204. Both Allen and his assignee of the lease and successor in the partnership, Gray, "were aware that Maniatis claimed a half interest in the lease throughout their partnership and seemingly acquiesced in it" until a short time before this bill was brought, when Gray began to claim sole ownership. When Gray was about to become a partner and to take an assignment of the lease, and Allen represented that he was the sole owner of the leasehold, it could be found that the silence of Maniatis did not estop him, in view of the finding just quoted. The master found that Maniatis had a half interest in the leasehold. Upon these findings, the defendant Gray has no just reason to complain of the decree. The requests for rulings which the defendant Gray presented to the master, so far as they are material, are disposed of by what has already been said.

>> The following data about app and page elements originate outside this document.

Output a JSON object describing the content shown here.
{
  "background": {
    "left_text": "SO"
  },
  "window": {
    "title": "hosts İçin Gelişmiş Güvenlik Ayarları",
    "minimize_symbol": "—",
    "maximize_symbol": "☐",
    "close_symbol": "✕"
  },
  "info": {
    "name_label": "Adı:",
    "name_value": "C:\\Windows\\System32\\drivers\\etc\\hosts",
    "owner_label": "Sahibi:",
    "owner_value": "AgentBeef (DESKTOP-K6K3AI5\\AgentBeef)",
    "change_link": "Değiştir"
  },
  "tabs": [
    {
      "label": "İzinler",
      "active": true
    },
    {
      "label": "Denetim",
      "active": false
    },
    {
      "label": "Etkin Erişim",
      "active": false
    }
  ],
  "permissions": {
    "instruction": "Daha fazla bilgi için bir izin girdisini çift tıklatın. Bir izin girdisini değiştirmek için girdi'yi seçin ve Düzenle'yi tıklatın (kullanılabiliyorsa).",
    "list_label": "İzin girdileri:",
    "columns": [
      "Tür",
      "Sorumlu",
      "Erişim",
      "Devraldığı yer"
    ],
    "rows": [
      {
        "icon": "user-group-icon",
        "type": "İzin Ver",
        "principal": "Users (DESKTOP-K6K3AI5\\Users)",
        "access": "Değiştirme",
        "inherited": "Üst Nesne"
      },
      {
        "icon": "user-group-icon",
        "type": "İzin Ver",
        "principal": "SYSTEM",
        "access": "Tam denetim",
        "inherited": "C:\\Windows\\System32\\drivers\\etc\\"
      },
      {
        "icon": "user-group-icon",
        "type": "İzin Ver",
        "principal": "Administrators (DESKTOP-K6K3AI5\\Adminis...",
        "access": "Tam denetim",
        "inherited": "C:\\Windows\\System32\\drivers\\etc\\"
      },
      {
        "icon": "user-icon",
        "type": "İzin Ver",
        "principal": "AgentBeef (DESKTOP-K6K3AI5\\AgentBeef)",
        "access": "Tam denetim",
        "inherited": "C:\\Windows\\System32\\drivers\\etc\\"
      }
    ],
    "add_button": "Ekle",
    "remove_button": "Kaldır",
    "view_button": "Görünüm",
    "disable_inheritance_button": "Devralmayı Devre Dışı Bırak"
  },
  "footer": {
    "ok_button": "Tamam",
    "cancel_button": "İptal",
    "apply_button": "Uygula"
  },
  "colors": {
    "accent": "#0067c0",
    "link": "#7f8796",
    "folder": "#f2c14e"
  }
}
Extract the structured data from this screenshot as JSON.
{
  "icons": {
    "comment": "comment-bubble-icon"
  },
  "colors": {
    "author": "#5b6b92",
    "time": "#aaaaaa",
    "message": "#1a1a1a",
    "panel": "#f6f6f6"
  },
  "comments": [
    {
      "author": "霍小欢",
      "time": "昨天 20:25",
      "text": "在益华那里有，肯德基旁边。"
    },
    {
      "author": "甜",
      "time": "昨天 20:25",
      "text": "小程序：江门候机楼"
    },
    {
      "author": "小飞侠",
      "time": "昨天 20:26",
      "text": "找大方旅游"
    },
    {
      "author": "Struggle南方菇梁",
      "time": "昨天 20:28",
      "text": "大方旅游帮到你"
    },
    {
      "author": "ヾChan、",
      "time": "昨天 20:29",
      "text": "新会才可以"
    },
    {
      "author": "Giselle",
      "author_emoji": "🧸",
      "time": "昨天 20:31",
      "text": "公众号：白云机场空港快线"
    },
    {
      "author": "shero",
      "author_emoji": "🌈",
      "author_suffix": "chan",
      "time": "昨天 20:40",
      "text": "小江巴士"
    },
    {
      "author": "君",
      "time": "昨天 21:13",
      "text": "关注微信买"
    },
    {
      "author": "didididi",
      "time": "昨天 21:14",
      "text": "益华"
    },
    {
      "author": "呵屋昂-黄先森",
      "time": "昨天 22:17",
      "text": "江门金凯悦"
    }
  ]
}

The decree appealed from omits to provide the customary machinery for applying to the debt the property which the bill seeks to reach. See Rolfe v. Clarke, 224 Mass. 407 , 412; Levey v. Nason, 279 Mass. 268 . We cannot correct it in favor of the plaintiff upon the appeal of the defendant Gray. Kilkus v. Shakman, 254 Mass. 274 , 280. It is a final decree, not only because it purports to be final (Kingsley v. Fall River, 280 Mass. 395 , 398), but also because it provides, though unnecessarily (Peerless Unit Ventilation Co. Inc. v. D'Amore Construction Co. 283 Mass. 121 , 126), for the issue of execution. Kingsley v. Fall River, 280 Mass. 395 , 401. If it should be affirmed and entered anew in the Superior Court in substantially the same form, that court might not have power to supply the omission later upon motion in this suit. Kingsley v. Fall River, 280 Mass. 395 , 398. Compare as to varying the time and manner of enforcement of a final decree, Mootry v. Grayson, 104 Fed. Rep. 613, 618; Fulton Investment Co. v. Dorsey, 220 Fed. Rep. 298; Lawrence v. Staigg, 10 R. I. 581, 599, et seq.; Totten v. Totten, 299 Ill. 43. A new bill to carry the decree into execution might be found necessary. Grew v. Breed, 12 Met. 363 . Gay v. Parpart, 106 U. S. 679, 699. Lawrence Manuf. Co. v. Janesville

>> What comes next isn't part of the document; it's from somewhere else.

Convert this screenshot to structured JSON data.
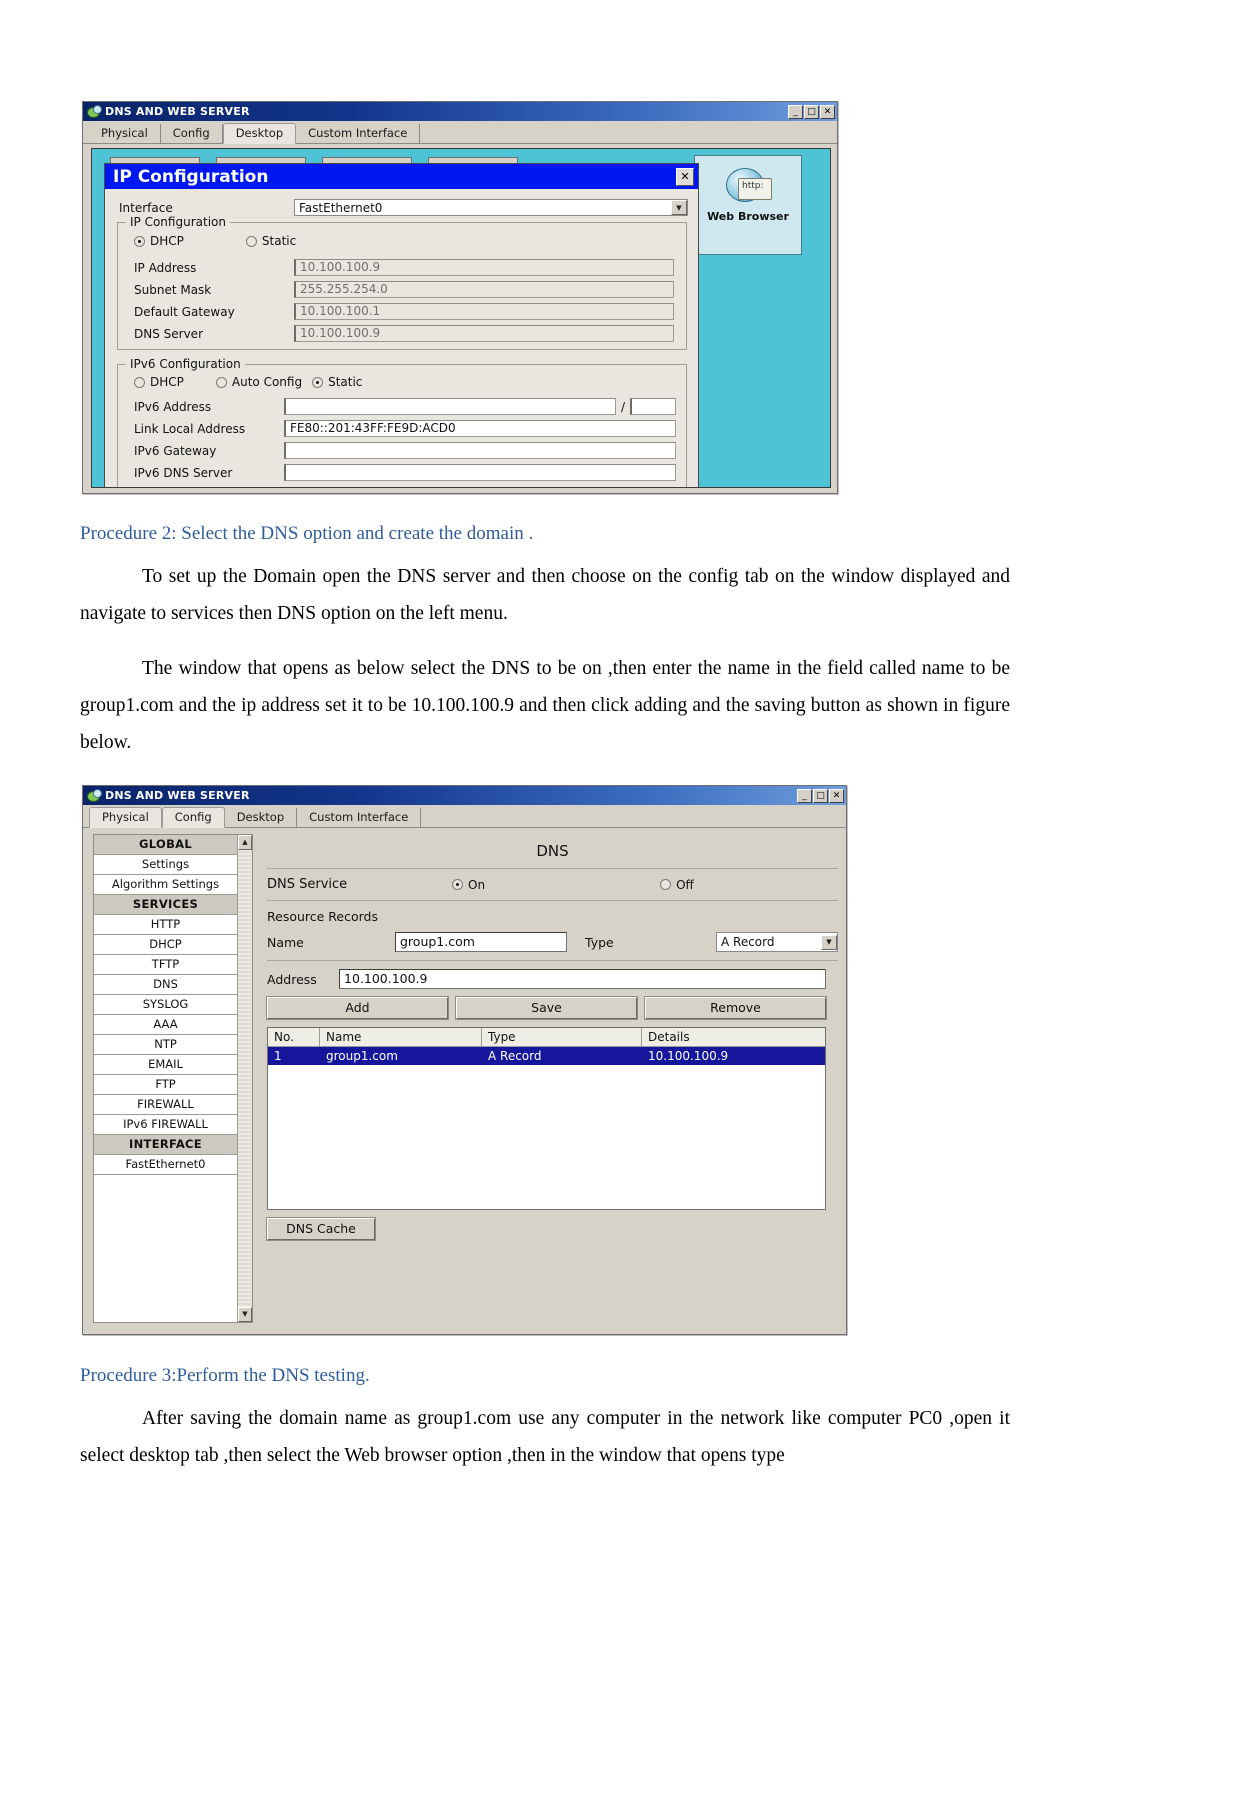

Cotton Mills, 138 U. S. 552, 561, 562. Cincinnati, Indianapolis & Western Railroad v. Indianapolis Union Railway, 270 U. S. 107, 117. Independent Coal & Coke Co. v. United States, 274 U. S. 640, 647. Compton v. Jesup, 68 Fed. Rep. 263, 315. Perhaps the Superior Court might supply the omission in entering a new decree after rescript affirming the decree. Terry v. Brightman, 133 Mass. 536 . Day v. Mills, 213 Mass. 585 , 587. To avoid all question, the decree is affirmed with costs, but with leave to the Superior Court to supply provisions for applying the property to the debt which were omitted from the decree.